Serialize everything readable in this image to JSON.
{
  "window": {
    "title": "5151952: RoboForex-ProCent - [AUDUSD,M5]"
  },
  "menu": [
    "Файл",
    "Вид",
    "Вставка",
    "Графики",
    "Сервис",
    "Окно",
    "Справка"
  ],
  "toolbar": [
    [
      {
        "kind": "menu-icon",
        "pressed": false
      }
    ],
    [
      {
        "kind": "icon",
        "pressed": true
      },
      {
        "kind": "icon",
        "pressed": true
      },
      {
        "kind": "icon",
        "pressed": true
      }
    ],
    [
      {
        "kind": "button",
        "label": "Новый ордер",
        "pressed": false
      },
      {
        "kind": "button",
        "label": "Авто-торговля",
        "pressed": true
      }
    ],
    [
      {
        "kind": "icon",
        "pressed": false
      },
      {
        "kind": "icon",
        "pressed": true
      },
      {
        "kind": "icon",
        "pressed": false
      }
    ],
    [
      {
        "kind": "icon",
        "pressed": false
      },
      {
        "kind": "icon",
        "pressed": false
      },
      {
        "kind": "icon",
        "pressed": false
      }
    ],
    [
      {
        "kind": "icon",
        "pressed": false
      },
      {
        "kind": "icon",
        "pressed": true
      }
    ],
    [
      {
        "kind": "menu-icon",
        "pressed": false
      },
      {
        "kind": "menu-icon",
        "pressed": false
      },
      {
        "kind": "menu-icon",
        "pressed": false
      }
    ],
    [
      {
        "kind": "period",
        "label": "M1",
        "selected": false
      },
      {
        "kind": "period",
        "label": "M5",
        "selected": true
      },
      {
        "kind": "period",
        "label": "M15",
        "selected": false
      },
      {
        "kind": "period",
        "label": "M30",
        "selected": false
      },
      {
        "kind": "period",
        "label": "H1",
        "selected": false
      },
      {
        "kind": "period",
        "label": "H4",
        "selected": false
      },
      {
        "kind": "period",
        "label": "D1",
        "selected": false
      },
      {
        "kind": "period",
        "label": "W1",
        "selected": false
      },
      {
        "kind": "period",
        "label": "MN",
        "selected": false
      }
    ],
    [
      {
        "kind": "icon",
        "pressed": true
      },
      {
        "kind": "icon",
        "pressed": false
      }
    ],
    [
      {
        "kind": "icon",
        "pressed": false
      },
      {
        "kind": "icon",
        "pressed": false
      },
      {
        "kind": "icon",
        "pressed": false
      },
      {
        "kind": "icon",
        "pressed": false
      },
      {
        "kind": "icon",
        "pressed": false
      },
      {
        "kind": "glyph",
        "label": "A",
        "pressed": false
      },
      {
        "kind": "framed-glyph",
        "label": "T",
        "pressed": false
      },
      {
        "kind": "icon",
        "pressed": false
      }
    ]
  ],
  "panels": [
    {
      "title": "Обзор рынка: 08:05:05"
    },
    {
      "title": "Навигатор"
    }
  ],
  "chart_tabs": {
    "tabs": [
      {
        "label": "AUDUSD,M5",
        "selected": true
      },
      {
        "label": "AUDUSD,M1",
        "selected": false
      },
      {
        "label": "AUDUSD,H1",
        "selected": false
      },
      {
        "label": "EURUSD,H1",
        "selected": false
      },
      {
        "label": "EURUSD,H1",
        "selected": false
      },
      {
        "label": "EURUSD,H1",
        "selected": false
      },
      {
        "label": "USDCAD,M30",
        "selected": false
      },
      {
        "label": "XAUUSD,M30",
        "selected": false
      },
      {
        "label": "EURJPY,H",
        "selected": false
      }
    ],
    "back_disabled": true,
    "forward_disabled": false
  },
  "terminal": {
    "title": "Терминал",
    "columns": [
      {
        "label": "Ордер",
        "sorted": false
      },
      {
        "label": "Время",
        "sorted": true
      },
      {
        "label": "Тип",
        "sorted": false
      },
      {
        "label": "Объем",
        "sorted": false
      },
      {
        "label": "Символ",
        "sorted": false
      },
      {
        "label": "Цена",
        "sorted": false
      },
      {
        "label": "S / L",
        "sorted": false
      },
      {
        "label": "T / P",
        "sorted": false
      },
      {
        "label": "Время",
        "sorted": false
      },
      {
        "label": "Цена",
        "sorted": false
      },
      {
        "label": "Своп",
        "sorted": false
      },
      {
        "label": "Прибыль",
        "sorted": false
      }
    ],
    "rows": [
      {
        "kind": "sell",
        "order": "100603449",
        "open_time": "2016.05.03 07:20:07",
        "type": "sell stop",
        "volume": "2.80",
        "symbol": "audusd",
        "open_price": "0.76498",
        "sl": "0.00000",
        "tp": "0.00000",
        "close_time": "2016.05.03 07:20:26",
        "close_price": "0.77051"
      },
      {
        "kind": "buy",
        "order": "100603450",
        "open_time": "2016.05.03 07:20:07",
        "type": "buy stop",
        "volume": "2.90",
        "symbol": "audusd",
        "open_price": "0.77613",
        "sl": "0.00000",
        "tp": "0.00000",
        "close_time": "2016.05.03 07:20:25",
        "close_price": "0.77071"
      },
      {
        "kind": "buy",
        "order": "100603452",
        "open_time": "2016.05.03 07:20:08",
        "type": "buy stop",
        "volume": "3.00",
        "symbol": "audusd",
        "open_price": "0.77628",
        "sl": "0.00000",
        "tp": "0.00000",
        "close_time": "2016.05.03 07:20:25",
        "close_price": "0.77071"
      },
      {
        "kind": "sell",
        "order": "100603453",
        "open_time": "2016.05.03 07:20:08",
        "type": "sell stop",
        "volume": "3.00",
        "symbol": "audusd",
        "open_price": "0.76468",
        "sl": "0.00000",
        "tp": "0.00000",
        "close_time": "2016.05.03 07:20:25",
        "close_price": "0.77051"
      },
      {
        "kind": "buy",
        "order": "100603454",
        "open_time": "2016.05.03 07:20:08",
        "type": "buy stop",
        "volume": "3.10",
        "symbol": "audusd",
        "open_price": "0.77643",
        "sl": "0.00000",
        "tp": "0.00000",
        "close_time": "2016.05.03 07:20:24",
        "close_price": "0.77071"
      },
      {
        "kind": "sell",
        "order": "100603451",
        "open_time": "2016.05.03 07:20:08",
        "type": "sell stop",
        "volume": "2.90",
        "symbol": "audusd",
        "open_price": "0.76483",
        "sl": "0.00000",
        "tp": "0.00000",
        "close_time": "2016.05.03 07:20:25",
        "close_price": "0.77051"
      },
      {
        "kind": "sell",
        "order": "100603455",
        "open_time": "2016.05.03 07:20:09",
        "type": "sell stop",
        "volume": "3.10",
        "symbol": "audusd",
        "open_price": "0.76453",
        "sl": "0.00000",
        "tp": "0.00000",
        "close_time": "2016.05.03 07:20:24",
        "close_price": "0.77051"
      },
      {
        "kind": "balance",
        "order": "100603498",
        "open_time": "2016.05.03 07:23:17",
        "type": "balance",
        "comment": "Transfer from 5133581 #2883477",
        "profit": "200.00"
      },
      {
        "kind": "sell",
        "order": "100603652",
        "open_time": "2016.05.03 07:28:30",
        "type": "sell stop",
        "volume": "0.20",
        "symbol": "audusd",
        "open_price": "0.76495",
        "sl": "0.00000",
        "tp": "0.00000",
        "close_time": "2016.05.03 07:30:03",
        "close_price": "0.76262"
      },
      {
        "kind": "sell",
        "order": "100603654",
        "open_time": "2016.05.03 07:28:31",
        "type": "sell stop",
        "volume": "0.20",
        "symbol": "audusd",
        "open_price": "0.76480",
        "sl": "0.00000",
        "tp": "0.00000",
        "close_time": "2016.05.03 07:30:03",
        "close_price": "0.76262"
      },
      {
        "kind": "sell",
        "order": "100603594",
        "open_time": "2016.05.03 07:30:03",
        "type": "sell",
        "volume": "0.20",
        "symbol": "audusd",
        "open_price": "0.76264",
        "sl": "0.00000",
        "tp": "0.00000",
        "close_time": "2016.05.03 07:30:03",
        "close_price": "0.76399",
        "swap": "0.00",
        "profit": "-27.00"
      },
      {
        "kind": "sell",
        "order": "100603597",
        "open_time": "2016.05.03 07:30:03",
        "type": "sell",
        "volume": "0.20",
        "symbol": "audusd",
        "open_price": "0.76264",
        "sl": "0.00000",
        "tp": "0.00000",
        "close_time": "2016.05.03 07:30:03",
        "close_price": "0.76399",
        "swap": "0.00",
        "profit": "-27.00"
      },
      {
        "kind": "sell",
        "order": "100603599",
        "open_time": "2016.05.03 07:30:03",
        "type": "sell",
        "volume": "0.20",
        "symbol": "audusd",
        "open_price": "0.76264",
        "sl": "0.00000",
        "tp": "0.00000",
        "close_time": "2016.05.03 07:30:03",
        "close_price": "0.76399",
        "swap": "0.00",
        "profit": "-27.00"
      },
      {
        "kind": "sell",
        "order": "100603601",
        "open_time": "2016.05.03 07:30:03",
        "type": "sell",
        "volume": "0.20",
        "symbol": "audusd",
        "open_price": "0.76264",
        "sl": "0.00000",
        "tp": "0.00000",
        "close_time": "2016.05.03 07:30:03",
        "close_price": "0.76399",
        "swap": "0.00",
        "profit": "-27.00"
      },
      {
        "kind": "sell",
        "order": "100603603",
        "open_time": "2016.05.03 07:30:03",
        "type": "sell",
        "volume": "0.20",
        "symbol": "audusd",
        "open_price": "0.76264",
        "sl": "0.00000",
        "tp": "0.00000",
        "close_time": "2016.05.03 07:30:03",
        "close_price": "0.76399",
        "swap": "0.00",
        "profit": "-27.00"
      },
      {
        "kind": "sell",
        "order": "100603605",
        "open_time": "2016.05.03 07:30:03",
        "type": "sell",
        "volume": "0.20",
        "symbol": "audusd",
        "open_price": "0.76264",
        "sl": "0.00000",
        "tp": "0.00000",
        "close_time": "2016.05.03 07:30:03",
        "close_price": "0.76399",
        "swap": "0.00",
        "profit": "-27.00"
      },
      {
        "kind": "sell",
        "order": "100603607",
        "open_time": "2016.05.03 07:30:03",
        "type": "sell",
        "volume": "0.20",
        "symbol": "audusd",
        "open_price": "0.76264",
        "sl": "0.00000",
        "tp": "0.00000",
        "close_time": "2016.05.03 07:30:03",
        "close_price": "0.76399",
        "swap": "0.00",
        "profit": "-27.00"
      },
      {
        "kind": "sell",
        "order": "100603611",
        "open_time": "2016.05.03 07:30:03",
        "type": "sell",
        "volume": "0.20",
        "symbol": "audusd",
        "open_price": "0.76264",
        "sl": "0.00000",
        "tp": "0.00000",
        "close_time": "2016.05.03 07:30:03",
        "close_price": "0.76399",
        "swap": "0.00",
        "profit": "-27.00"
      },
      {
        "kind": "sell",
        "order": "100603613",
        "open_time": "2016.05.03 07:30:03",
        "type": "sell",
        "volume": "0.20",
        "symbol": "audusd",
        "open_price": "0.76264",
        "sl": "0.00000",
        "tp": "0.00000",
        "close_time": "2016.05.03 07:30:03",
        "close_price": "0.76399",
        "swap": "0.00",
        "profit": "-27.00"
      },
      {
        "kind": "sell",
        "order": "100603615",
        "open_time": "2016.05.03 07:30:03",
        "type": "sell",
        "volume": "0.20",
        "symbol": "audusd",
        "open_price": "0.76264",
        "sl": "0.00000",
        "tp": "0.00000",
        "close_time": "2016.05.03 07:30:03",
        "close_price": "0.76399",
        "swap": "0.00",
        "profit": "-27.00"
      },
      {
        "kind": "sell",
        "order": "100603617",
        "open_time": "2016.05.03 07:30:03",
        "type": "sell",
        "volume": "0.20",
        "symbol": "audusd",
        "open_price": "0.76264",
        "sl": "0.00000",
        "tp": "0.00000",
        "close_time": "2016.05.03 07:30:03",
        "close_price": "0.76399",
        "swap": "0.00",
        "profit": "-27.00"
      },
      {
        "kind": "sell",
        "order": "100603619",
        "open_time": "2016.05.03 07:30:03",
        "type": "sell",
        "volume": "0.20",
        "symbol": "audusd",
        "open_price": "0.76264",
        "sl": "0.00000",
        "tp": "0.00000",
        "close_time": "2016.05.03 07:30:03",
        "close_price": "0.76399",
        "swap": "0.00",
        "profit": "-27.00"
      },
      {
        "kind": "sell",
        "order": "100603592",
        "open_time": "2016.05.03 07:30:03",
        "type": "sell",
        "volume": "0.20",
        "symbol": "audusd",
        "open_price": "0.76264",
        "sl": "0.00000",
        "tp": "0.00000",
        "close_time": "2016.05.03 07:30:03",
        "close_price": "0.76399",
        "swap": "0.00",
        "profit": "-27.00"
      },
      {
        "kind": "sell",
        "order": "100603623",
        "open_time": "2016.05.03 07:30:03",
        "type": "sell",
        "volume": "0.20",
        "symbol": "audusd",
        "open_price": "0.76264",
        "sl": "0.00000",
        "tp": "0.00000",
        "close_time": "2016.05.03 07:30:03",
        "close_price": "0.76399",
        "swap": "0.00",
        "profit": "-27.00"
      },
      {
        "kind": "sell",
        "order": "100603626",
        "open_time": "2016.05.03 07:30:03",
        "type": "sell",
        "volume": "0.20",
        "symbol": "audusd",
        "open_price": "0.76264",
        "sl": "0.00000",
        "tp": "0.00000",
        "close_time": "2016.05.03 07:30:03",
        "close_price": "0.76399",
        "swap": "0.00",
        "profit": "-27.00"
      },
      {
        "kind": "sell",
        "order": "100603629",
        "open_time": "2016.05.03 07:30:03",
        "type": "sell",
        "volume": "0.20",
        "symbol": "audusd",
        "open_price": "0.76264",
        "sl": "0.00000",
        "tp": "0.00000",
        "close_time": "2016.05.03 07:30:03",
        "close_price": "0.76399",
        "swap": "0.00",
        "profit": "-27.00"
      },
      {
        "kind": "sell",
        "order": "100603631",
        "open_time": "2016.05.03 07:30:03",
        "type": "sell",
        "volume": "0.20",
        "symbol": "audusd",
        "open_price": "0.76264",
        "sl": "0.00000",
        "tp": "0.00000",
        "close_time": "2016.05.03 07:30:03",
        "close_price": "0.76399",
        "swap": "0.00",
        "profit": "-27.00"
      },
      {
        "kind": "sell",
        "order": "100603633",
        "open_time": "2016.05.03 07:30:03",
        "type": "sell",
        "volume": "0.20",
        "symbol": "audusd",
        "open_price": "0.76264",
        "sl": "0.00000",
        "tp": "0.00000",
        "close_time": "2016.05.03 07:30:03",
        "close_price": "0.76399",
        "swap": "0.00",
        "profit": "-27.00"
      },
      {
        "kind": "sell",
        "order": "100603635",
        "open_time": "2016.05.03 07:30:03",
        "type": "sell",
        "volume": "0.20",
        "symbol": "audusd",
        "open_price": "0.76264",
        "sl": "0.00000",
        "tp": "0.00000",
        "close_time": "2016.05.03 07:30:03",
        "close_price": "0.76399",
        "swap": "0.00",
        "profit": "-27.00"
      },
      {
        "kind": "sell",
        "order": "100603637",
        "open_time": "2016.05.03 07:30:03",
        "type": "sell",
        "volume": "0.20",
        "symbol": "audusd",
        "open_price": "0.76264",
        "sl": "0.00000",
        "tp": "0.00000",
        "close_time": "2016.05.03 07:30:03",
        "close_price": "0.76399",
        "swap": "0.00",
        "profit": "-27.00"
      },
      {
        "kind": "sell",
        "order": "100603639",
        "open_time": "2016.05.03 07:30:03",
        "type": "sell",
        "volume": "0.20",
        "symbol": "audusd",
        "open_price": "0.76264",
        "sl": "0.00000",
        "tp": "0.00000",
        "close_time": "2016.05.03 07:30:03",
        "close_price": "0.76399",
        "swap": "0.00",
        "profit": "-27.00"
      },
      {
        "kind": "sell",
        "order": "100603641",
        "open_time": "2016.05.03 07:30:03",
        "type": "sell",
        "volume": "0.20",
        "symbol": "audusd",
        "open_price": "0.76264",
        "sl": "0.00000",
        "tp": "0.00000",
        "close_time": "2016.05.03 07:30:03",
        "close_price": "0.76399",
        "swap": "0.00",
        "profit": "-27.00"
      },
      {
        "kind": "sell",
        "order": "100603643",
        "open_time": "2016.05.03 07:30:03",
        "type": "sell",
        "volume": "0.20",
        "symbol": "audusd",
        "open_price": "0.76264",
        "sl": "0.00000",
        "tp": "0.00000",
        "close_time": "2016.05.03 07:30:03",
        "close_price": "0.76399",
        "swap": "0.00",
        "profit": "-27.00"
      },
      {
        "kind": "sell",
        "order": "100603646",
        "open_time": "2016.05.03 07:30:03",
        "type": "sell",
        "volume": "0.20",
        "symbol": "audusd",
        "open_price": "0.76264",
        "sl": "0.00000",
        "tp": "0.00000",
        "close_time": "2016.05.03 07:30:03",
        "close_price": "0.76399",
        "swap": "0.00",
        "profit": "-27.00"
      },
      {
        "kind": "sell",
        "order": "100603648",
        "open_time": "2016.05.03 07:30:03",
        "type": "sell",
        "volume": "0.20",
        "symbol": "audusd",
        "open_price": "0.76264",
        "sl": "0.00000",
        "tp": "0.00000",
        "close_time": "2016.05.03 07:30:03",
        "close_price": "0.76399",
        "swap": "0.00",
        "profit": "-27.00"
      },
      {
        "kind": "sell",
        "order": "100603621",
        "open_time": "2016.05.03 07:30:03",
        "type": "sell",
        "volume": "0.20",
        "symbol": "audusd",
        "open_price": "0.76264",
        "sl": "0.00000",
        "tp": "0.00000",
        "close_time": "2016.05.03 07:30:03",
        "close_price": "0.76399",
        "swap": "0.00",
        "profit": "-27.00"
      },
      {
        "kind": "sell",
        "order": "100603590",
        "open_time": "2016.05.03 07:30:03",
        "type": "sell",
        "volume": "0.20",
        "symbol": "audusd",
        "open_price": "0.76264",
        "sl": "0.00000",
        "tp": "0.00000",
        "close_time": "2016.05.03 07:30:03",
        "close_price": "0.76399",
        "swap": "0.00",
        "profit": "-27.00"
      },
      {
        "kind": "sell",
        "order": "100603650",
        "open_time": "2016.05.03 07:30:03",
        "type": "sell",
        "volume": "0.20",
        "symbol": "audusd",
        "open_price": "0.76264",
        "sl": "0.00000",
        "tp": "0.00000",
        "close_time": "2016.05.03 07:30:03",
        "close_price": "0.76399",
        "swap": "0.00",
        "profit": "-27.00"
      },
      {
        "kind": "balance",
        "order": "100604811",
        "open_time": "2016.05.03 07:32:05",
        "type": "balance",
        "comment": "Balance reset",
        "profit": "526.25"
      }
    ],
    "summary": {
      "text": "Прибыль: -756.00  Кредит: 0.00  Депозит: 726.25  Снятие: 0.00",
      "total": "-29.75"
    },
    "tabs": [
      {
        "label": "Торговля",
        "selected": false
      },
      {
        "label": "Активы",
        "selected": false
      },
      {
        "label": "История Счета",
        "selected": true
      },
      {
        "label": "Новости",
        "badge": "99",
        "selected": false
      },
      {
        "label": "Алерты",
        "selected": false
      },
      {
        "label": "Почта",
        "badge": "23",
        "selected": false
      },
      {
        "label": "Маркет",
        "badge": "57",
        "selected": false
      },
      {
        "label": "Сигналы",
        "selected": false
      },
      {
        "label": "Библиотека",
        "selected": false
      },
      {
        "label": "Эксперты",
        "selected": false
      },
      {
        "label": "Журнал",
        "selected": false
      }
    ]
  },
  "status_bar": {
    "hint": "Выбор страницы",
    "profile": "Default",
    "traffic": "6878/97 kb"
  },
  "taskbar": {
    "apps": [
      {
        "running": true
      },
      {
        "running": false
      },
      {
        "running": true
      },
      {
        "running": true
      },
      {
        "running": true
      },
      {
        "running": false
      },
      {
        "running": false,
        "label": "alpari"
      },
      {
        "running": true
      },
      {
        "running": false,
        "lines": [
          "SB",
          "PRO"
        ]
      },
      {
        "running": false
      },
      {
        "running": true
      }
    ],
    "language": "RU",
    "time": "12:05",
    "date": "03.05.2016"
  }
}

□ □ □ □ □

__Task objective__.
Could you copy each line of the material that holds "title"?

__Task result__.
    "title": "5151952: RoboForex-ProCent - [AUDUSD,M5]"
      "title": "Обзор рынка: 08:05:05"
      "title": "Навигатор"
    "title": "Терминал",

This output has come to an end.